→ **Task to carry out**: Comb through the entries for "image" and pull out each line that holds it.

-=-=-

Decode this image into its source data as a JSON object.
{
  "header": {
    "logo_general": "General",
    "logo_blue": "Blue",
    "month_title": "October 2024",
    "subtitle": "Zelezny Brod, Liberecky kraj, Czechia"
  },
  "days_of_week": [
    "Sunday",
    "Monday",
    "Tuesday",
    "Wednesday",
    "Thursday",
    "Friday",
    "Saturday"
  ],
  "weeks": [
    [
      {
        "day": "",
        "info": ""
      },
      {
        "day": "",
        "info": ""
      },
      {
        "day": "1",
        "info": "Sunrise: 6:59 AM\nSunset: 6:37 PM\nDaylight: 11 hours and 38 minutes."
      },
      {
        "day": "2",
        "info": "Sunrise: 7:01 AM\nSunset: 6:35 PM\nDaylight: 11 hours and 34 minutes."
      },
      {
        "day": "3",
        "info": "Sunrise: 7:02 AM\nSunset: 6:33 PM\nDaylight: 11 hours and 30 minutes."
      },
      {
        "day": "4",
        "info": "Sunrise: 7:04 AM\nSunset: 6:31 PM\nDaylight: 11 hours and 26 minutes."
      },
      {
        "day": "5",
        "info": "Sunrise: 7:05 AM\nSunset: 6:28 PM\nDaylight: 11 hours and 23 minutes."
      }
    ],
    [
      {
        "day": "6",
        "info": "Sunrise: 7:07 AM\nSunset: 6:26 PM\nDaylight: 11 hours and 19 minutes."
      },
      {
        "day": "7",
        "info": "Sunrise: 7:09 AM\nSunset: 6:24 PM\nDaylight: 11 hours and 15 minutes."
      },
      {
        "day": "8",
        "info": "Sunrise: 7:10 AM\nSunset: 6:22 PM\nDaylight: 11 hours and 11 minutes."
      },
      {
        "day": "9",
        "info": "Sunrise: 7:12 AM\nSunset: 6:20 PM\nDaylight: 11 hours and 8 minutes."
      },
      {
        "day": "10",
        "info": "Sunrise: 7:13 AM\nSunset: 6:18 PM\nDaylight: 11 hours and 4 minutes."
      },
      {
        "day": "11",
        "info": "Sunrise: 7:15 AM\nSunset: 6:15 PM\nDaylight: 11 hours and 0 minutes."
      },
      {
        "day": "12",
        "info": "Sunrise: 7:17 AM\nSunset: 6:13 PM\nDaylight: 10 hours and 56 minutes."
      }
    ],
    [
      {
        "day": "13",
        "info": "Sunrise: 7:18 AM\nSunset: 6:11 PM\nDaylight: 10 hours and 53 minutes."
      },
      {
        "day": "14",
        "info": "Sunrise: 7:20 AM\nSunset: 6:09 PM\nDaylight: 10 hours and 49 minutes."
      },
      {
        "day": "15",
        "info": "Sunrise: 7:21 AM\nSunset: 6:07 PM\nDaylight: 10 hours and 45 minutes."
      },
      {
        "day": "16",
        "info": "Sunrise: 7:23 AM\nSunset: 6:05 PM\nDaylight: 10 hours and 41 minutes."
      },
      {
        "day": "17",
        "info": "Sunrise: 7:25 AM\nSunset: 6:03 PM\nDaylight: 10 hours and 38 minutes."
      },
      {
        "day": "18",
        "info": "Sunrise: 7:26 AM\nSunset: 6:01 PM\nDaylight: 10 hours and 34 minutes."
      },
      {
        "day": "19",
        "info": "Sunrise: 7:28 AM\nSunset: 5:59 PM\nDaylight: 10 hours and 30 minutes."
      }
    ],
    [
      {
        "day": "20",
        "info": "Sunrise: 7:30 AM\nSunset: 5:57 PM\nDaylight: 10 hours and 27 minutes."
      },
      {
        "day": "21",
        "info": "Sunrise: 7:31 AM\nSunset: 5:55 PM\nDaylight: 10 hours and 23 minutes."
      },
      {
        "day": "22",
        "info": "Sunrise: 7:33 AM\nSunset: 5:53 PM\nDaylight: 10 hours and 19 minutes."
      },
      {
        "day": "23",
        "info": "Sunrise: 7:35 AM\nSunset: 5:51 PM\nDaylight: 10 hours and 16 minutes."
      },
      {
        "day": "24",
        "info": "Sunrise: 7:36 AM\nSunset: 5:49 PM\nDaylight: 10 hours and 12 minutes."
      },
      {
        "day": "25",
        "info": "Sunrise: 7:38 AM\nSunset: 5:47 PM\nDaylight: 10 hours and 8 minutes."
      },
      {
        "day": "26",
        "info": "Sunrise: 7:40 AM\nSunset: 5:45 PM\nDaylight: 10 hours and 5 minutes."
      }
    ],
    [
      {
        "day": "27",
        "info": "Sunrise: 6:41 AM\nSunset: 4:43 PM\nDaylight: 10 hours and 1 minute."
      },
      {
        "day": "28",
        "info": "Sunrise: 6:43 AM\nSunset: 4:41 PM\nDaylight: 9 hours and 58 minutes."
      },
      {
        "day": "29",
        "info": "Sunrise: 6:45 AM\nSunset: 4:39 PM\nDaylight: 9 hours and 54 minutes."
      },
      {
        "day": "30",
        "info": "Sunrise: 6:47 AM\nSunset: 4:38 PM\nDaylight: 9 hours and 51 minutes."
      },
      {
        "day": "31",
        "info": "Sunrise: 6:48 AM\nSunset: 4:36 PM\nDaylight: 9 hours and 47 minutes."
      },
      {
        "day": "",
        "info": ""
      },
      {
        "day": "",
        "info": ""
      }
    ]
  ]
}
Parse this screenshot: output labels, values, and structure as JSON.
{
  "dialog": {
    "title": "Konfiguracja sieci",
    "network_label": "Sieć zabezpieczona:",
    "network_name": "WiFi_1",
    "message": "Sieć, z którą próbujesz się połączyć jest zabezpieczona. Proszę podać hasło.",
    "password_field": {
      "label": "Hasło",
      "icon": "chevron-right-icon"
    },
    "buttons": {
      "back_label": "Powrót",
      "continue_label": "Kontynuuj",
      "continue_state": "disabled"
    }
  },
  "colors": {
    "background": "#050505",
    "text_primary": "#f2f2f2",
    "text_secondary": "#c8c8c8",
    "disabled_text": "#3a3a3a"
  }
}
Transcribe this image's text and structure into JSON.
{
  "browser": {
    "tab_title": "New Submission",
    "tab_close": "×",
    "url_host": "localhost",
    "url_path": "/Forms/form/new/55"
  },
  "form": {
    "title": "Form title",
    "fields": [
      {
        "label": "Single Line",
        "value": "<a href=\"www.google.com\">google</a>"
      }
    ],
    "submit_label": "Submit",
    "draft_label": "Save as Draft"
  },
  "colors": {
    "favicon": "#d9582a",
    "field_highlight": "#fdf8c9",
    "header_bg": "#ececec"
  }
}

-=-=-

→ **Response for this exercise**:
Decode this image into its source data as a JSON object.
Transcribe this image's text and structure into JSON.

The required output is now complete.